The Hydrogen Economy (NRC, 2004) indicated that this long-term potential could be possible once a large number of HFCVs are in the market and a mature hydrogen industry is in place. This section discusses the transitional period and lays out a picture of what this might look like. The technologies discussed are those that are the most well developed and nearest to technical and economic readiness. These are the technologies that are included in the resource estimates in Chapter 6, along three alternative time frames:
Early hydrogen delivery for first vehicle owners—supplied from existing industry excess capacity or small skid-mounted production appliances at existing gasoline stations
Midtransition vehicle owners—supplied mainly by on-site production at full-size refueling stations
Late transition to self-sustaining hydrogen transportation system—supplied mainly in large central production facilities and delivered by pipeline to refueling stations
Before HFCVs can be marketed generally, there must be enough fueling facilities to convince buyers that fuel will be available when and where they need it. Based on the analogy with diesel fuel, between 10 and 25 percent of stations providing an alternate fuel gives customers confidence in fuel availability. Meeting this standard for early hydrogen vehicle users will be very challenging because hydrogen fueling equipment is much more expensive than traditional liquid fuels. Reducing the number of locations while still providing good coverage will be important to hold down capital costs and to increase the hydrogen volume sold at each location. Recent estimates (Nicholas et al., 2004) are that as few as 5 percent of stations offering hydrogen might satisfy customer concerns if their locations are closely coordinated to provide adequate coverage of urban and suburban areas. This very close coordination in locating stations is a new concept compared with today’s free market and individual company decisions to determine locations. This concept involves coordination between auto companies, energy providers, and local governments that is not practical today because of antitrust concerns.

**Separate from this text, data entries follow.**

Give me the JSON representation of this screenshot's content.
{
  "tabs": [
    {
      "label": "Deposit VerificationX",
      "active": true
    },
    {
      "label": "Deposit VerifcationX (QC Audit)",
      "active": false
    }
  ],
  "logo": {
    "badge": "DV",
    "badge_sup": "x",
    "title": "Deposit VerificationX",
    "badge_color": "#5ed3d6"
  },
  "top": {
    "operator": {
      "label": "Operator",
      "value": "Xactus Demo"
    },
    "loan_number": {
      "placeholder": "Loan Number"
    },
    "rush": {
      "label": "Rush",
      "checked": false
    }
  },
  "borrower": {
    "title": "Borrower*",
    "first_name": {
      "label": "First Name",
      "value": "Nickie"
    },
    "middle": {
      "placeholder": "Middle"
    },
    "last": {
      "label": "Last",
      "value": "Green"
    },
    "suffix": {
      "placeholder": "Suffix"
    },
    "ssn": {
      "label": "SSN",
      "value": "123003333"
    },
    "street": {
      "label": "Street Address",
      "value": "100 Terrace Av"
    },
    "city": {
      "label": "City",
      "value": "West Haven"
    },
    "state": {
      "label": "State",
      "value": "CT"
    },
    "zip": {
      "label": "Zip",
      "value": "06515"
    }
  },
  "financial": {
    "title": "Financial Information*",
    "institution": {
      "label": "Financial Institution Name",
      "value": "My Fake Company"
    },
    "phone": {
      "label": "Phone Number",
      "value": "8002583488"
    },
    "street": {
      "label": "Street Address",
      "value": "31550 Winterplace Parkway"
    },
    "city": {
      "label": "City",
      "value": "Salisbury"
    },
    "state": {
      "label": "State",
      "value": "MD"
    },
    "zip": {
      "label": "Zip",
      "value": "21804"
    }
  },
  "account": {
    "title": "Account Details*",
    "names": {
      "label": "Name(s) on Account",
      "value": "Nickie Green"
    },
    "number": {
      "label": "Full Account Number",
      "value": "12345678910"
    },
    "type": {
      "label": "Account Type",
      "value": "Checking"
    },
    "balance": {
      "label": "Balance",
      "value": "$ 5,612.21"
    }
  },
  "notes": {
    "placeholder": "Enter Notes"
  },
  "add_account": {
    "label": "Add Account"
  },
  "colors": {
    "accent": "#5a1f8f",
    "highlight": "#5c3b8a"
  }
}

Convincing hydrogen suppliers to build hydrogen stations before the introduction of many HFCVs is sometimes referred to as the “chicken-and-egg problem.” Hydrogen suppliers are reluctant to invest large sums before they know that many HFCVs will be sold. Similarly auto companies will not be able to sell many HFCVs without an adequate number of hydrogen fueling stations. A way around this quandary is to stage HFCV introduction in phases by region. This approach is referred to as the “lighthouse concept” (Gronich, 2007). For example, if the HFCV is first introduced in the Los Angeles area, then only 5 percent of the stations in that region need to offer hydrogen to provide adequate coverage. As more HFCVs are sold, the infrastructure expands, eventually to mid- and late transition supply options discussed in the next two sections. This is then repeated in more cities. This concept is more fully explained in Chapter 6, as is a list of possible cities.
The demand for hydrogen at these stations will be very low for the first several years of operation because there will be an excess of stations for the few HFCVs in the market. All of the hydrogen stations will be underutilized for a period of years. During the first several years of operation there will be fewer than 10 HFCV fills (at perhaps 5 kg each) per station per day on average. At very low demand the technology choices to provide hydrogen include truck delivery of hydrogen from current industrial hydrogen gas suppliers or from excess hydrogen production at some refineries and chemical plants directly to the filling station where it is stored, much as in today’s gasoline station. Where hydrogen is not available, small skid-mounted natural gas reformers or small water electrolysis systems could be used to generate hydrogen at the refueling station. As demand grows, these small units might be moved to new areas and replaced by larger facilities. The initial hydrogen cost for all of these options is high, but as the hydrogen sales volume increases the cost will decline. The hydrogen sales volume might increase quickly during this early stage if hydrogen-powered internal combustion engine vehicles (ICEVs) as well as HFCVs were also filling at these stations. Box 3.1 contains a discussion of the hydrogen ICEV.
To illustrate this point, for a 500 kg/d natural gas reformer (about one-third the size of a full commercial-scale unit needed for a full-size refueling station) producing hydrogen at a station and dispensing at 5,000 pounds per square inch (psi), the hydrogen cost will be $3.50/kg when operating at full capacity (70 percent). Full capacity will provide about 70 refuelings per day. For this station in the very early years when there are only 10 refuelings per day, the hydrogen cost increases to $7.70/kg.
With increasing HFCV sales, hydrogen demand will eventually catch up to the initial capacity of the first stations. In addition, coverage must expand to cover distant suburban areas as well as some rural areas and highways between urban areas. The amount of hydrogen needed around any urban center would still be small, which favors hydrogen technologies that do not need a large hydrogen distribution system. This includes distributed reforming of natural gas or renewable liquid fuels such as ethanol and electrolysis of water using electricity. The distributed approach uses large appliance-type devices located at the refueling site to convert the raw material to hydrogen. These devices would be factory